Task instructions
Go to the line containing "Enumerate this screenshot's" and return it and each line after it exactly, through the end of the data below, and nothing more.

Extracted data
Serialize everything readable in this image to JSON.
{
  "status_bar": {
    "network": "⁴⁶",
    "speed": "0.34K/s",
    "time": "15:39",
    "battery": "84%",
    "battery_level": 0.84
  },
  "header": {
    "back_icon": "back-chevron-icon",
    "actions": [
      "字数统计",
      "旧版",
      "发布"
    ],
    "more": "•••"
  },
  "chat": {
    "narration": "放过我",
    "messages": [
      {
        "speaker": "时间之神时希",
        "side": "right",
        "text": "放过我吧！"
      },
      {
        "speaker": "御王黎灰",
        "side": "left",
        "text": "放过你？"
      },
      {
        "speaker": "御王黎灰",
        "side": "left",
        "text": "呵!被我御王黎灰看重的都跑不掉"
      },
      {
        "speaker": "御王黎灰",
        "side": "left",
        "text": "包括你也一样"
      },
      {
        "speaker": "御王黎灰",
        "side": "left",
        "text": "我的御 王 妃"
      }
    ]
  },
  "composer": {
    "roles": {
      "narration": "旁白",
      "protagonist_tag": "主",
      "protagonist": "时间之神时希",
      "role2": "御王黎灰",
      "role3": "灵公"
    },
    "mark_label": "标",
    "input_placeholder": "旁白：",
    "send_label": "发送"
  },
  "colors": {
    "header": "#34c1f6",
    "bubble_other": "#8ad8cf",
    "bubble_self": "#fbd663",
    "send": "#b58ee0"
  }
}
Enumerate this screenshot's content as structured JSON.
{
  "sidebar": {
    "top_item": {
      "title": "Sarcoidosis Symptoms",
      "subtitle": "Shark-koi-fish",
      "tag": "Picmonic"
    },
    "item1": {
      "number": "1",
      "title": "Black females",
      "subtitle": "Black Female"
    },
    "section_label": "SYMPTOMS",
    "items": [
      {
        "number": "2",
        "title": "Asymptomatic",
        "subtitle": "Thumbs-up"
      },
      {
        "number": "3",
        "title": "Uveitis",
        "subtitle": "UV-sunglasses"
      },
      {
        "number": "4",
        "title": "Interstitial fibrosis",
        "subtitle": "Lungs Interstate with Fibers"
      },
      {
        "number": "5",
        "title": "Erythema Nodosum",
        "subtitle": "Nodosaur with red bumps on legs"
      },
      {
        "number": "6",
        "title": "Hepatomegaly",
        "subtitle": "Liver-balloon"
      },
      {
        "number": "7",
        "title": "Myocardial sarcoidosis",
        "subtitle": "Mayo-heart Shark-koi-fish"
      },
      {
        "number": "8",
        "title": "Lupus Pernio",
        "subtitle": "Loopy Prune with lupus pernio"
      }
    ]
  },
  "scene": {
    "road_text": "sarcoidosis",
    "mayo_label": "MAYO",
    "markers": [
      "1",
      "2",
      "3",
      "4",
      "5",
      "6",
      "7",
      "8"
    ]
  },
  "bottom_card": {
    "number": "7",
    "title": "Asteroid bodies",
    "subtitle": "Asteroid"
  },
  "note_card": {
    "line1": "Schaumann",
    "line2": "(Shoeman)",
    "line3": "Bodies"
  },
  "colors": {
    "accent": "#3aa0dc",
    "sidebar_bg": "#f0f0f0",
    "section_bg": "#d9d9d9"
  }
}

Completed exercise
Enumerate this screenshot's content as structured JSON.
{
  "sidebar": {
    "top_item": {
      "title": "Sarcoidosis Symptoms",
      "subtitle": "Shark-koi-fish",
      "tag": "Picmonic"
    },
    "item1": {
      "number": "1",
      "title": "Black females",
      "subtitle": "Black Female"
    },
    "section_label": "SYMPTOMS",
    "items": [
      {
        "number": "2",
        "title": "Asymptomatic",
        "subtitle": "Thumbs-up"
      },
      {
        "number": "3",
        "title": "Uveitis",
        "subtitle": "UV-sunglasses"
      },
      {
        "number": "4",
        "title": "Interstitial fibrosis",
        "subtitle": "Lungs Interstate with Fibers"
      },
      {
        "number": "5",
        "title": "Erythema Nodosum",
        "subtitle": "Nodosaur with red bumps on legs"
      },
      {
        "number": "6",
        "title": "Hepatomegaly",
        "subtitle": "Liver-balloon"
      },
      {
        "number": "7",
        "title": "Myocardial sarcoidosis",
        "subtitle": "Mayo-heart Shark-koi-fish"
      },
      {
        "number": "8",
        "title": "Lupus Pernio",
        "subtitle": "Loopy Prune with lupus pernio"
      }
    ]
  },
  "scene": {
    "road_text": "sarcoidosis",
    "mayo_label": "MAYO",
    "markers": [
      "1",
      "2",
      "3",
      "4",
      "5",
      "6",
      "7",
      "8"
    ]
  },
  "bottom_card": {
    "number": "7",
    "title": "Asteroid bodies",
    "subtitle": "Asteroid"
  },
  "note_card": {
    "line1": "Schaumann",
    "line2": "(Shoeman)",
    "line3": "Bodies"
  },
  "colors": {
    "accent": "#3aa0dc",
    "sidebar_bg": "#f0f0f0",
    "section_bg": "#d9d9d9"
  }
}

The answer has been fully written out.